But pioneers can't expect to travel first-class, and the massive Robinson, 28, a free-lance nightclub bouncer ("10 years without a scar!"), was not seriously complaining. Indeed, in a few moments he reached the high point of his week, donning the blue and white uniform of the Mansfield Express and running out as an offensive guard against the Manchester Allstars in the Pennine Division of the National Conference of the British American Football League.
Football as in football, that's to say, not as in soccer, and while the league's title is a resounding one, it is possibly a bit deceptive. Its stadiums do not, well, radiate glamour. And far from being paid to play, Colin will dig into his own pockets to the extent, roughly, of $4.50 for the privilege of playing.
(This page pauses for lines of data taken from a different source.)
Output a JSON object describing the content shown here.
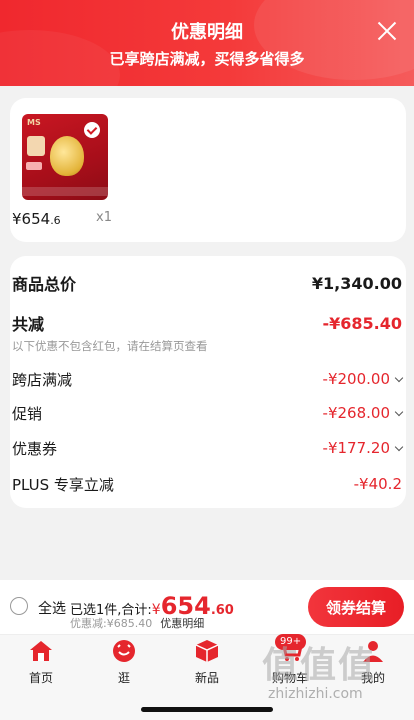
{
  "header": {
    "title": "优惠明细",
    "subtitle": "已享跨店满减，买得多省得多",
    "close_icon": "close-icon"
  },
  "product": {
    "brand": "MS",
    "price_int": "¥654",
    "price_dec": ".6",
    "quantity": "x1"
  },
  "details": {
    "total_label": "商品总价",
    "total_value": "¥1,340.00",
    "reduce_label": "共减",
    "reduce_value": "-¥685.40",
    "note": "以下优惠不包含红包，请在结算页查看",
    "items": [
      {
        "label": "跨店满减",
        "value": "-¥200.00"
      },
      {
        "label": "促销",
        "value": "-¥268.00"
      },
      {
        "label": "优惠券",
        "value": "-¥177.20"
      },
      {
        "label": "PLUS 专享立减",
        "value": "-¥40.2"
      }
    ]
  },
  "bottom": {
    "select_all": "全选",
    "selected_text": "已选1件,合计:",
    "currency": "¥",
    "amount_int": "654",
    "amount_dec": ".60",
    "discount_text": "优惠减:¥685.40",
    "detail_link": "优惠明细",
    "checkout_label": "领券结算"
  },
  "tabbar": {
    "items": [
      {
        "label": "首页",
        "icon": "home-icon"
      },
      {
        "label": "逛",
        "icon": "stroll-icon"
      },
      {
        "label": "新品",
        "icon": "box-icon"
      },
      {
        "label": "购物车",
        "icon": "cart-icon"
      },
      {
        "label": "我的",
        "icon": "user-icon"
      }
    ],
    "cart_badge": "99+"
  },
  "watermark": {
    "logo": "值值值",
    "site": "zhizhizhi.com"
  },
  "colors": {
    "accent": "#e5262d",
    "header_red": "#f0282e"
  }
}
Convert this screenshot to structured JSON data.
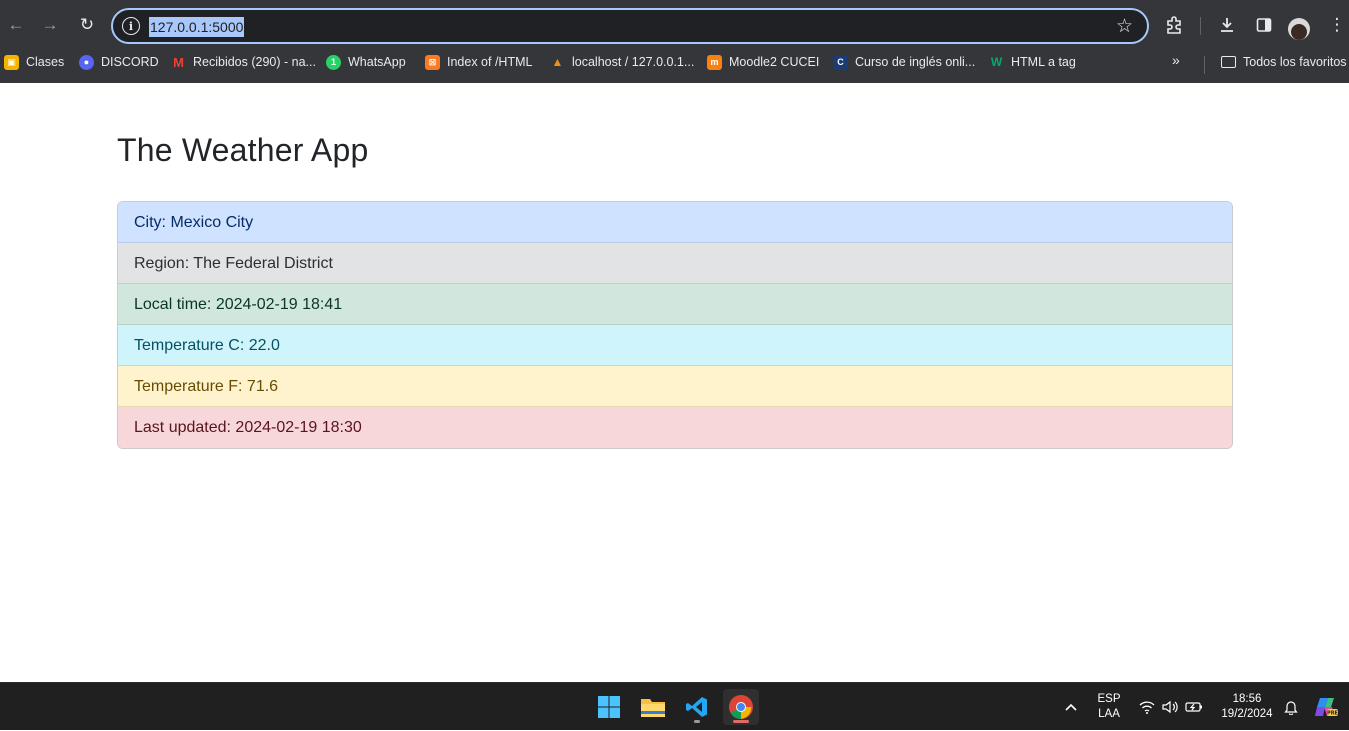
{
  "browser": {
    "url": "127.0.0.1:5000",
    "bookmarks": [
      {
        "label": "Clases",
        "icon": "classroom-icon",
        "color": "#f4b400"
      },
      {
        "label": "DISCORD",
        "icon": "discord-icon",
        "color": "#5865f2"
      },
      {
        "label": "Recibidos (290) - na...",
        "icon": "gmail-icon",
        "color": "#ea4335"
      },
      {
        "label": "WhatsApp",
        "icon": "whatsapp-icon",
        "color": "#25d366"
      },
      {
        "label": "Index of /HTML",
        "icon": "xampp-icon",
        "color": "#fb7a24"
      },
      {
        "label": "localhost / 127.0.0.1...",
        "icon": "phpmyadmin-icon",
        "color": "#f29111"
      },
      {
        "label": "Moodle2 CUCEI",
        "icon": "moodle-icon",
        "color": "#f98012"
      },
      {
        "label": "Curso de inglés onli...",
        "icon": "cambridge-icon",
        "color": "#1a3b73"
      },
      {
        "label": "HTML a tag",
        "icon": "w3schools-icon",
        "color": "#04aa6d"
      }
    ],
    "all_bookmarks_label": "Todos los favoritos"
  },
  "page": {
    "title": "The Weather App",
    "items": [
      {
        "text": "City: Mexico City",
        "variant": "primary"
      },
      {
        "text": "Region: The Federal District",
        "variant": "secondary"
      },
      {
        "text": "Local time: 2024-02-19 18:41",
        "variant": "success"
      },
      {
        "text": "Temperature C: 22.0",
        "variant": "info"
      },
      {
        "text": "Temperature F: 71.6",
        "variant": "warning"
      },
      {
        "text": "Last updated: 2024-02-19 18:30",
        "variant": "danger"
      }
    ]
  },
  "taskbar": {
    "apps": [
      "windows-start-icon",
      "file-explorer-icon",
      "vscode-icon",
      "chrome-icon"
    ],
    "language": {
      "line1": "ESP",
      "line2": "LAA"
    },
    "clock": {
      "time": "18:56",
      "date": "19/2/2024"
    }
  }
}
In the past three years there has been a phenomenal upsurge in interest in what to Brits is an alien sport, but, perhaps outside of British TV, nobody is making much money out of it so far.
Which may not be a bad thing at all. When that cross-oceanic implant—soccer—was tried in the other direction, it failed because a ready-made, largely imported, pro league was imposed artificially at the top. But American football in England seems to have seeded itself, even though the seeds, at first, were blown in on the TV airwaves.
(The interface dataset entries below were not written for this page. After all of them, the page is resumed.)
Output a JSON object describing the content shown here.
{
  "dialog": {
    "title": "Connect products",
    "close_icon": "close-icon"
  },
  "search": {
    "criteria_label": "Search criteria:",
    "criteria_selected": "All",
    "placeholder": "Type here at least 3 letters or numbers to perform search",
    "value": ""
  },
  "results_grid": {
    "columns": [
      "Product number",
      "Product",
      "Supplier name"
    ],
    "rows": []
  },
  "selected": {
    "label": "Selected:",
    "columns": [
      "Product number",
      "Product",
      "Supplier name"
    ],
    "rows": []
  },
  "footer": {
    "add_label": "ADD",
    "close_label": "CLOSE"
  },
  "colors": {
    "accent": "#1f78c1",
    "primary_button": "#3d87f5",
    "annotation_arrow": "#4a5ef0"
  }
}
And now those seeds are germinating everywhere in Britain. Take Colin Robinson's hometown of Mansfield, Nottinghamshire (pop. 59,949).
"Mansfield is a rough-and-ready sort of town," says Robinson, who ought to know. "It's a coal-mining town, and on a Saturday night it gets a bit heavy, but what else would you expect from lads who spend eight hours a day down a hole?" All the same, it's not a hangdog, dole-queue sort of place, either. The Nottinghamshire pits are profitable, and Mansfield is a hardworking town with money jingling in its pockets—ideal germinating soil, in fact.
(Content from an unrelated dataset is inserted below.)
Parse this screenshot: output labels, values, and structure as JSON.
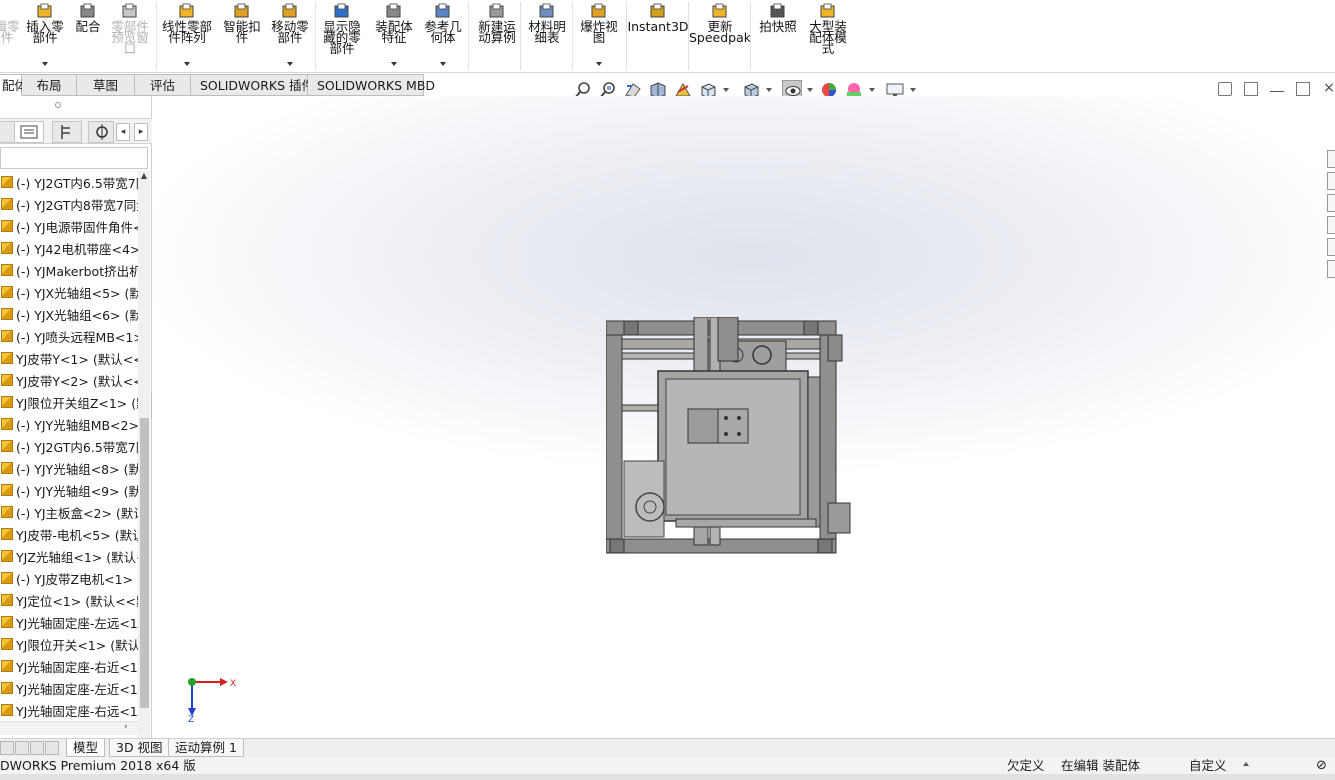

Chris White, the team's head coach, an intense and serious man of 24 who is sports organizer at the town's leisure center, recalls the first sprouting of American football in the town three years ago. "We were just a half dozen lads who tried to play on a farm field, and to begin with, we didn't even have a ball" he says. "So we got hold of a soccer ball, let some of the air out and bound it with duct tape. Only it got left in a car one hot day and it exploded.
"We put an ad in the paper to see if we could expand a bit, and we got 60 replies, which shook us. Soon we had it figured out that the biggest blokes had to go in the defensive line, that the smaller ones got to be receivers, and anybody who could throw the ball was a quarterback. So we next went looking for a loan. All the regular banks turned us down, and in the end we had to pay 21 percent to a finance company on £6,000. That kitted about 20 of us, so we had to interchange helmets going on and off the field. We were going 18 months before we could afford pads. We just worked on the basic techniques: blocking, running drills, tackling. I remember the shock I got when I realized the helmets and shoulder pads weren't made out of tank parts, that they just spread the pain to other places. I didn't understand that you could be walking away and somebody would torpedo you in the back, try and break you in two. They can pull a lot of stunts here because our refs have so little experience.
"We had to wait another year before we could get hold of any good [playing] manuals. The ones in the bookstores were just really tips on how to watch the game on TV, because it was the telly that started the whole thing off in this country."
In the heterogeneous mix of porn shops, bistros and fancy French butchers that make up London's Soho district, on a door on the corner of Great Poulteney Street you will see a metal plate inscribed CHEERLEADER PRODUCTIONS LTD. It IS a phrase that one day might find a modest niche in the history of the sport, for it was here, just over three years ago, that the unlikely notion was spawned of serving up football à l'américaine to a TV audience that would have assumed an offensive lineman was an ill-mannered oaf who had come to fix the phone.